This does seem to be a higher risk strategy than The Secret Investor has employed previously. The lack of loans outside of FundingCircle makes it difficult to diversify to adequate levels.

Another platform where getting capital working has been a problem is AssetzCapital. Here, those using the AutoBid accounts have seen funds unallocated for some time because recently most of the loans coming to the site have had returns lower than the target rate of the accounts due to the increasingly competitive nature of property-backed lending in late 2017 as the banks increased their involvement – FundingCircle withdrew from property lending during the course of the year.

Investors over at Zopa also had to face the prospect of less income when that site set lower targets for their AutoBid accounts due to an expected increase in defaults on consumer loans. Nonetheless, the platform remained popular with restrictions on new investors being brought in due to demand outstripping the number of borrowers, this was also the case at fellow lender to consumer borrowers – LendingWorks.

Scandal hit the third of the big 3 in the P2P personal borrowing sphere when it emerged that Ratesetter had allocated greater amounts to wholesale lenders than their own policies allow. After the dust had settled, those who persevered with the platform saw returns improve from the extremely low levels of the Summer.

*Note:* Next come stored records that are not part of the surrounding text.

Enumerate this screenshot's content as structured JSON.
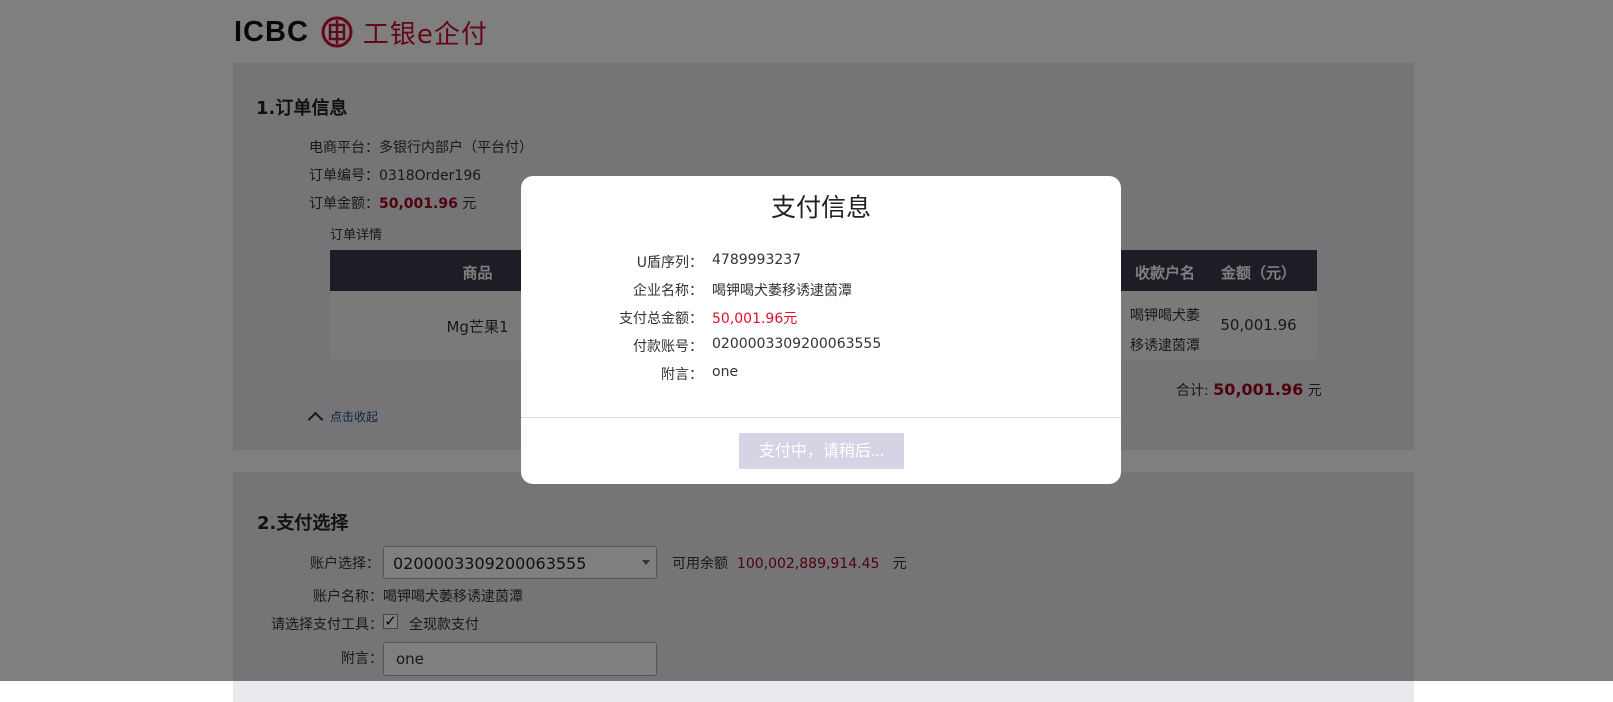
{
  "logo": {
    "brand": "ICBC",
    "name_cn": "工银e企付"
  },
  "order": {
    "title": "1.订单信息",
    "platform_label": "电商平台：",
    "platform_value": "多银行内部户（平台付）",
    "number_label": "订单编号：",
    "number_value": "0318Order196",
    "amount_label": "订单金额：",
    "amount_value": "50,001.96",
    "amount_unit": "元",
    "detail_label": "订单详情",
    "table": {
      "headers": {
        "product": "商品",
        "payee": "收款户名",
        "amount": "金额（元）"
      },
      "rows": [
        {
          "product": "Mg芒果1",
          "payee_line1": "喝钾喝犬萎",
          "payee_line2": "移诱逮茵潭",
          "amount": "50,001.96"
        }
      ]
    },
    "total_label": "合计:",
    "total_value": "50,001.96",
    "total_unit": "元",
    "collapse_label": "点击收起"
  },
  "payment": {
    "title": "2.支付选择",
    "account_label": "账户选择：",
    "account_value": "0200003309200063555",
    "balance_label": "可用余额",
    "balance_value": "100,002,889,914.45",
    "balance_unit": "元",
    "account_name_label": "账户名称：",
    "account_name_value": "喝钾喝犬萎移诱逮茵潭",
    "tool_label": "请选择支付工具：",
    "tool_value": "全现款支付",
    "memo_label": "附言：",
    "memo_value": "one"
  },
  "modal": {
    "title": "支付信息",
    "rows": [
      {
        "label": "U盾序列：",
        "value": "4789993237"
      },
      {
        "label": "企业名称：",
        "value": "喝钾喝犬萎移诱逮茵潭"
      },
      {
        "label": "支付总金额：",
        "value": "50,001.96元"
      },
      {
        "label": "付款账号：",
        "value": "0200003309200063555"
      },
      {
        "label": "附言：",
        "value": "one"
      }
    ],
    "button_label": "支付中，请稍后..."
  },
  "colors": {
    "accent_red": "#a0001e",
    "table_header": "#3a3a4c",
    "panel_bg": "#eaeaee",
    "modal_button": "#d4d4e4"
  },
  "icons": {
    "logo_mark": "icbc-logo-icon",
    "collapse": "chevron-up-icon",
    "dropdown": "caret-down-icon",
    "check": "checkmark-icon"
  }
}
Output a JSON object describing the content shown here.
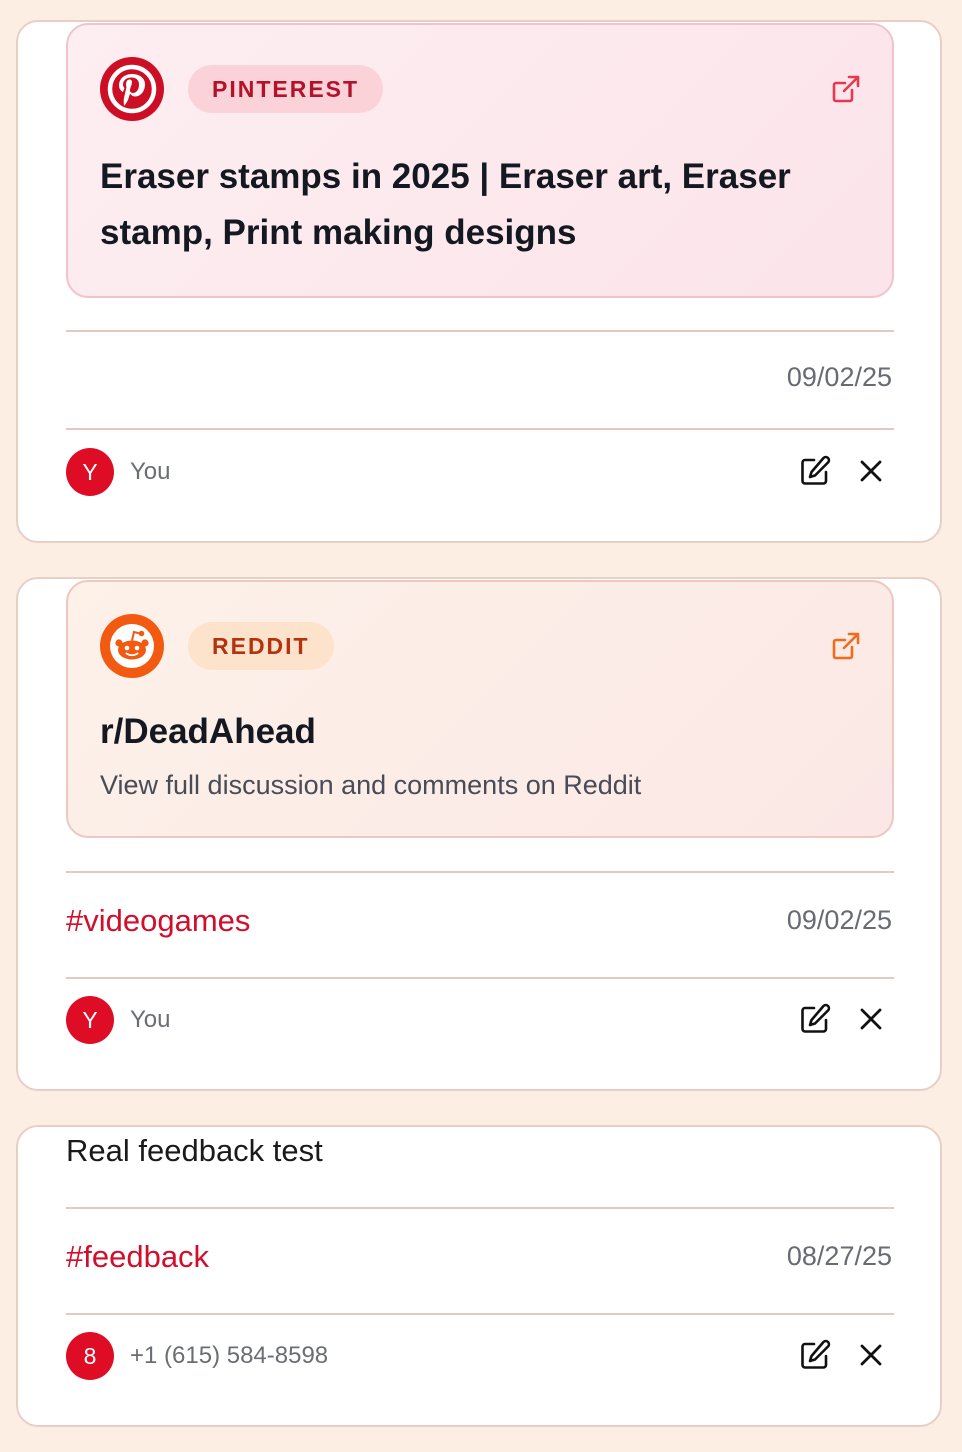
{
  "cards": [
    {
      "platform_badge": "PINTEREST",
      "platform_logo": "pinterest-logo-icon",
      "title": "Eraser stamps in 2025 | Eraser art, Eraser stamp, Print making designs",
      "date": "09/02/25",
      "author_initial": "Y",
      "author_name": "You"
    },
    {
      "platform_badge": "REDDIT",
      "platform_logo": "reddit-logo-icon",
      "title": "r/DeadAhead",
      "subtitle": "View full discussion and comments on Reddit",
      "tag": "#videogames",
      "date": "09/02/25",
      "author_initial": "Y",
      "author_name": "You"
    },
    {
      "body": "Real feedback test",
      "tag": "#feedback",
      "date": "08/27/25",
      "author_initial": "8",
      "author_name": "+1 (615) 584-8598"
    }
  ],
  "colors": {
    "background": "#fdeee4",
    "pinterest": "#cc0f24",
    "reddit": "#f25a11",
    "tag": "#d10f2c",
    "avatar": "#df0c25"
  }
}
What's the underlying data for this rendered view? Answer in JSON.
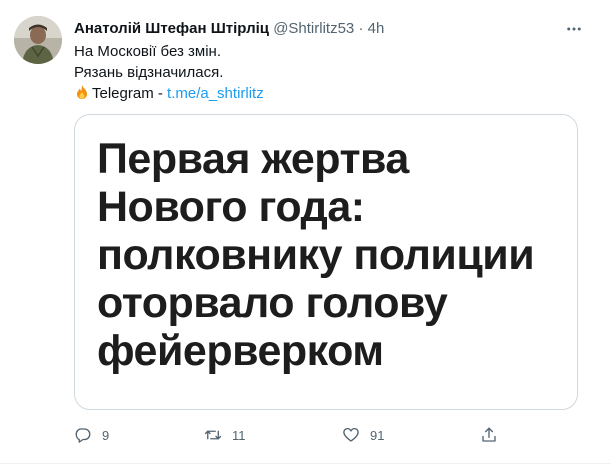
{
  "tweet": {
    "author_name": "Анатолій Штефан Штірліц",
    "handle": "@Shtirlitz53",
    "separator": "·",
    "time": "4h",
    "lines": [
      "На Московії без змін.",
      "Рязань відзначилася."
    ],
    "telegram_label": "Telegram - ",
    "telegram_link": "t.me/a_shtirlitz",
    "image_headline": [
      "Первая жертва",
      "Нового года:",
      "полковнику полиции",
      "оторвало голову",
      "фейерверком"
    ],
    "actions": {
      "reply_count": "9",
      "retweet_count": "11",
      "like_count": "91"
    }
  },
  "icons": {
    "more": "more-horizontal-icon",
    "fire": "fire-emoji-icon",
    "reply": "reply-icon",
    "retweet": "retweet-icon",
    "like": "heart-icon",
    "share": "share-icon"
  },
  "colors": {
    "link": "#1d9bf0",
    "secondary_text": "#536471",
    "primary_text": "#0f1419",
    "border": "#cfd9de"
  }
}
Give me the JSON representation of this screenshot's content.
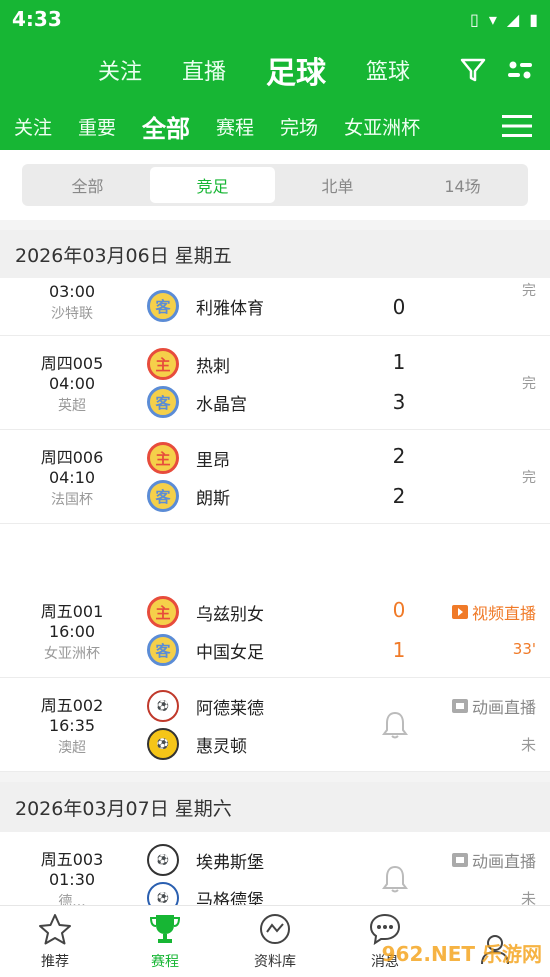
{
  "status_bar": {
    "time": "4:33"
  },
  "top_tabs": [
    "关注",
    "直播",
    "足球",
    "篮球"
  ],
  "top_active": 2,
  "sub_tabs": [
    "关注",
    "重要",
    "全部",
    "赛程",
    "完场",
    "女亚洲杯"
  ],
  "sub_active": 2,
  "segments": [
    "全部",
    "竞足",
    "北单",
    "14场"
  ],
  "segment_active": 1,
  "dates": [
    "2026年03月06日  星期五",
    "2026年03月07日  星期六"
  ],
  "matches": [
    {
      "code": "",
      "time": "03:00",
      "league": "沙特联",
      "home": "",
      "away": "利雅体育",
      "home_score": "",
      "away_score": "0",
      "status": "完"
    },
    {
      "code": "周四005",
      "time": "04:00",
      "league": "英超",
      "home": "热刺",
      "away": "水晶宫",
      "home_score": "1",
      "away_score": "3",
      "status": "完"
    },
    {
      "code": "周四006",
      "time": "04:10",
      "league": "法国杯",
      "home": "里昂",
      "away": "朗斯",
      "home_score": "2",
      "away_score": "2",
      "status": "完"
    },
    {
      "code": "周五001",
      "time": "16:00",
      "league": "女亚洲杯",
      "home": "乌兹别女",
      "away": "中国女足",
      "home_score": "0",
      "away_score": "1",
      "status": "视频直播",
      "minute": "33'"
    },
    {
      "code": "周五002",
      "time": "16:35",
      "league": "澳超",
      "home": "阿德莱德",
      "away": "惠灵顿",
      "status": "动画直播",
      "state": "未"
    },
    {
      "code": "周五003",
      "time": "01:30",
      "league": "德...",
      "home": "埃弗斯堡",
      "away": "马格德堡",
      "status": "动画直播",
      "state": "未"
    }
  ],
  "badges": {
    "home": "主",
    "away": "客"
  },
  "bottom_nav": [
    "推荐",
    "赛程",
    "资料库",
    "消息",
    ""
  ],
  "bottom_active": 1,
  "watermark": "962.NET 乐游网"
}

Thus, it was quite a turbulent year for Peer to Peer investors. With banks increasing their appetite for risk and reversing the lending vacuum which P2P filled, there must be questions as to whether there are going to be enough borrowers available in the medium term to provide investors with a reasonable amount of safe loans that provide adequate diversification.